After extensive restoration work undertaken in cooperation with the Max Freiherr von Oppenheim Foundation, the reassembled collection of Max von Oppenheim was unveiled at a press conference in the National Museums
' work rooms in Berlin Friedrichshagen. The unveiling coincided with both the 150th anniversary of Max von Oppenheim's birth and the completion of the restoration work on the monumental sculptures from Tell Halaf (Syria) that were destroyed in the war. In addition, a foretaste is on offer of the future exhibition, organised by the Museum of the Ancient Near East in the Pergamonmuseum, due to open in January 2011, entitled 'Die geretteten Götter aus dem Palast vom Tell Halaf', or 'The Salvaged Gods from the Palace of Tell Halaf'.
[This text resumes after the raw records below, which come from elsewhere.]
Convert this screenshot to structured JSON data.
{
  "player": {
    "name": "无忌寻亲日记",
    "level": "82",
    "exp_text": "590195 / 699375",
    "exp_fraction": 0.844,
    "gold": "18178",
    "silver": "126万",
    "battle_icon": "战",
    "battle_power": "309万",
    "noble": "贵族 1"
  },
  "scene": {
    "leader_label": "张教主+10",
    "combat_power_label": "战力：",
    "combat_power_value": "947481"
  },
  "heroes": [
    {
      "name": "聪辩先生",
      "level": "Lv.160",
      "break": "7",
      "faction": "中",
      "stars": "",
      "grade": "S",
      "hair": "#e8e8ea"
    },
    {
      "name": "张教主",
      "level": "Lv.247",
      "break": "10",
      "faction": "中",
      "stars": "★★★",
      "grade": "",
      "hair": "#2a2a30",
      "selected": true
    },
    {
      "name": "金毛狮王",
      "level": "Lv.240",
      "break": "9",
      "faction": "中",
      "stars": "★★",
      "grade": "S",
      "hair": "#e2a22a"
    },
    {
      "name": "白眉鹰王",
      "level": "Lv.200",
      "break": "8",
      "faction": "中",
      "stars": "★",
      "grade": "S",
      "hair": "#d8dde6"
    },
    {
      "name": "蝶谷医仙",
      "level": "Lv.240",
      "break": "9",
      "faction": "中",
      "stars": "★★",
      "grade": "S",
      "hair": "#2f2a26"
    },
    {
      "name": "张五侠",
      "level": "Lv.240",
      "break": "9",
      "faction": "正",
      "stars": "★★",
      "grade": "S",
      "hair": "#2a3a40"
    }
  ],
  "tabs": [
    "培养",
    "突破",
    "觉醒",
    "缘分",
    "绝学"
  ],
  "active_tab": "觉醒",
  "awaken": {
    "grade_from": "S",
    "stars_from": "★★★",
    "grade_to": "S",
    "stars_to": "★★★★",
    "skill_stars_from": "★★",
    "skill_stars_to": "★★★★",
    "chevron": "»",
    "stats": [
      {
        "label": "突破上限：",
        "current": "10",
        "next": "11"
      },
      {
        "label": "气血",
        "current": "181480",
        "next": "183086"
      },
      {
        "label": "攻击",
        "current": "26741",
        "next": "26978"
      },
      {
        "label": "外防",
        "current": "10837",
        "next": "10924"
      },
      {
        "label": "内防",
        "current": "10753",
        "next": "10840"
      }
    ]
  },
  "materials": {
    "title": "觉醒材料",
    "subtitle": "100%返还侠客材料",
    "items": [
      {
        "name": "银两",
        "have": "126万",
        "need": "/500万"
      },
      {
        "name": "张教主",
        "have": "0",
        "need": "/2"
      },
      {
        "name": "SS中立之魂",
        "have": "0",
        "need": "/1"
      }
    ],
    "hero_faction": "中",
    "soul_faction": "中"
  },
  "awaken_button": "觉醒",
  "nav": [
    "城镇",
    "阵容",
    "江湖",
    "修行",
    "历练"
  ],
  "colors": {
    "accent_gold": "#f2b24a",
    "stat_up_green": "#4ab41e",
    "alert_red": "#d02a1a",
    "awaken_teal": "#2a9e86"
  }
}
The largest restoration project in recent decades was officially completed in Berlin Friedrichshagen in time for the 150th anniversary of the birth of Max Freiherr von Oppenheim, excavator and museum founder. It took nine years of intense work for scholars from the Museum of the Ancient Near East and a team of restorers to reconstruct piece by piece the shattered remains of over 30 sculptures and relief panels in the work rooms of the National Museums in Berlin. An incendiary bomb destroyed the Tell Halaf Museum in the Second World War and with it, its 3000 year old collection.
'It would of course be truly wonderful if the smashed fragments of the stone images could somehow be gathered together and brought to the National Museums and reassembled at a later date.' As Max Freiherr von Oppenheim expressed this wish in 1944 in a letter to the then director of the Museum of the Ancient Near East, Walter Andrae, the Tell Halaf Museum in the Berlin borough of Charlottenburg that he had founded fourteen years earlier lay in ruins.
In January 2011 the Tell Halaf Collection will finally be open to a wider public again after some 68 years in an exhibition to be held by the Museum of the Ancient Near East in the Pergamonmuseum on the Museum Island Berlin. The restored sculptures will go on display from 28 January to 14 August 2011 in the North Wing of the Pergamonmuseum, together with material detailing their exciting history. A specially designed lighting concept will help present the monumental sculptures and relief panels in their original glory - without covering up their scars and wounds. Personal objects that once belonged to Max von Oppenheim together with film footage and photographs will bear homage to the excavator and his unique museum. Alongside the now completed restoration project, the excavations that recommenced at Tell Halaf in 2006 will also be presented to the public in the exhibition.
The reassembled monuments from the Aramaean royal palace are arranged to form the new entrance to the Museum of the Ancient Near East in the Pergamonmuseum, as devised by the Cologne-based architect O. M. Ungers. The move will see a second wish of Max von Oppenheim come true: the permanent presentation of his finds on the Museum Island Berlin.